::: Recorded information :::
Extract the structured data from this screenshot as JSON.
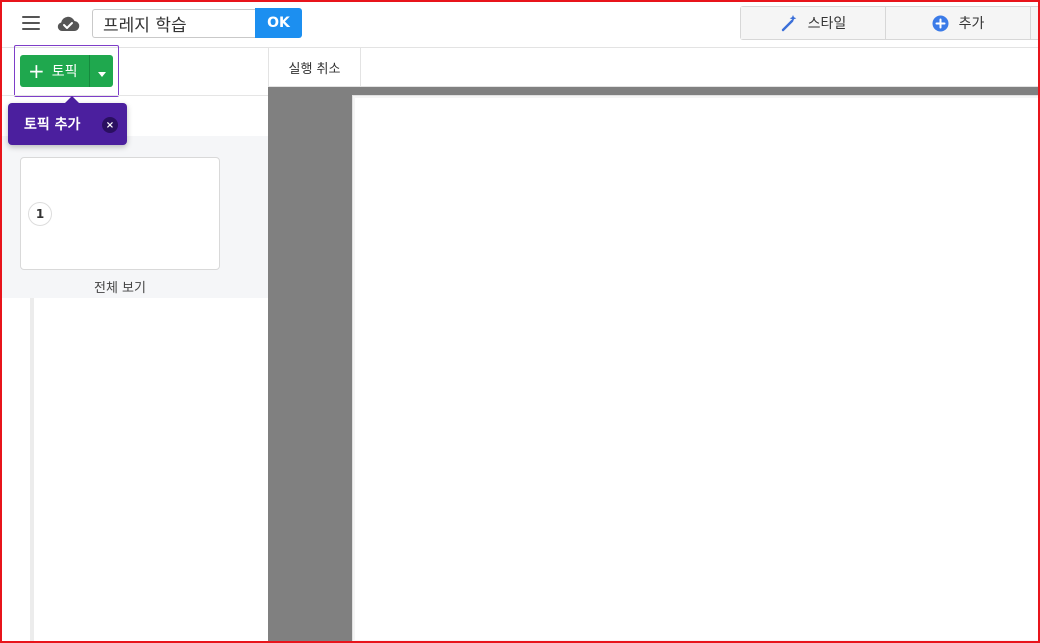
{
  "header": {
    "title_value": "프레지 학습",
    "ok_label": "OK",
    "style_label": "스타일",
    "add_label": "추가"
  },
  "sidebar": {
    "topic_button_label": "토픽",
    "tooltip_text": "토픽 추가",
    "tooltip_close": "×",
    "thumbnail_number": "1",
    "thumbnail_label": "전체 보기"
  },
  "canvas": {
    "undo_label": "실행 취소"
  },
  "colors": {
    "topic_green": "#1fa84e",
    "ok_blue": "#1c8ff0",
    "tooltip_purple": "#4b1f9e",
    "frame_red": "#e8141b"
  },
  "icons": {
    "menu": "hamburger-menu-icon",
    "cloud": "cloud-saved-icon",
    "style": "magic-wand-icon",
    "add": "plus-circle-icon",
    "dropdown": "caret-down-icon"
  }
}
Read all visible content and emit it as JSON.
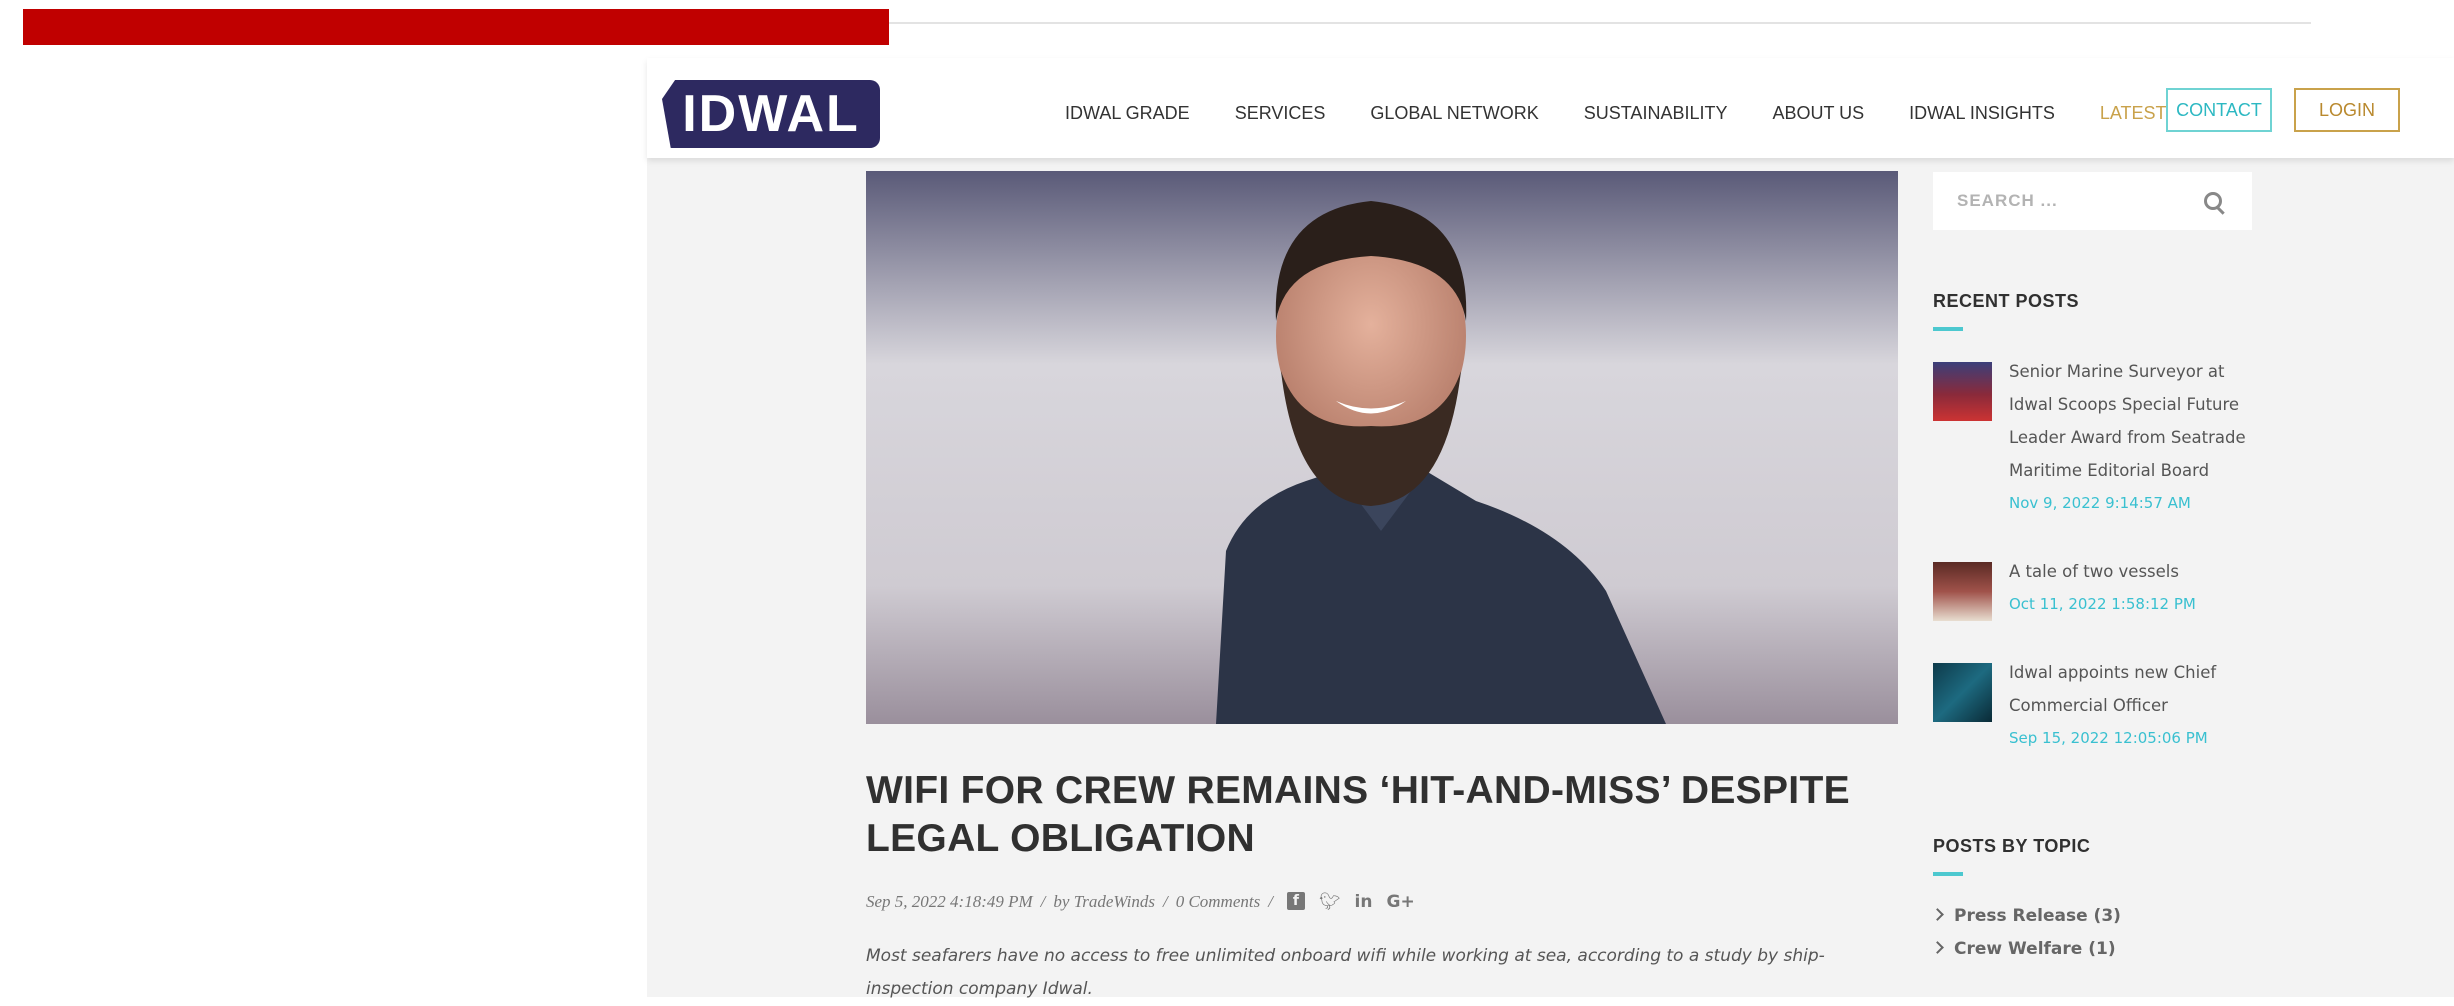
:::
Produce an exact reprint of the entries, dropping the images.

Expected answer:
Extract the structured data from this screenshot as JSON.
{
  "header": {
    "title_value": "프레지 학습",
    "ok_label": "OK",
    "style_label": "스타일",
    "add_label": "추가"
  },
  "sidebar": {
    "topic_button_label": "토픽",
    "tooltip_text": "토픽 추가",
    "tooltip_close": "×",
    "thumbnail_number": "1",
    "thumbnail_label": "전체 보기"
  },
  "canvas": {
    "undo_label": "실행 취소"
  },
  "colors": {
    "topic_green": "#1fa84e",
    "ok_blue": "#1c8ff0",
    "tooltip_purple": "#4b1f9e",
    "frame_red": "#e8141b"
  },
  "icons": {
    "menu": "hamburger-menu-icon",
    "cloud": "cloud-saved-icon",
    "style": "magic-wand-icon",
    "add": "plus-circle-icon",
    "dropdown": "caret-down-icon"
  }
}
Read all visible content and emit it as JSON.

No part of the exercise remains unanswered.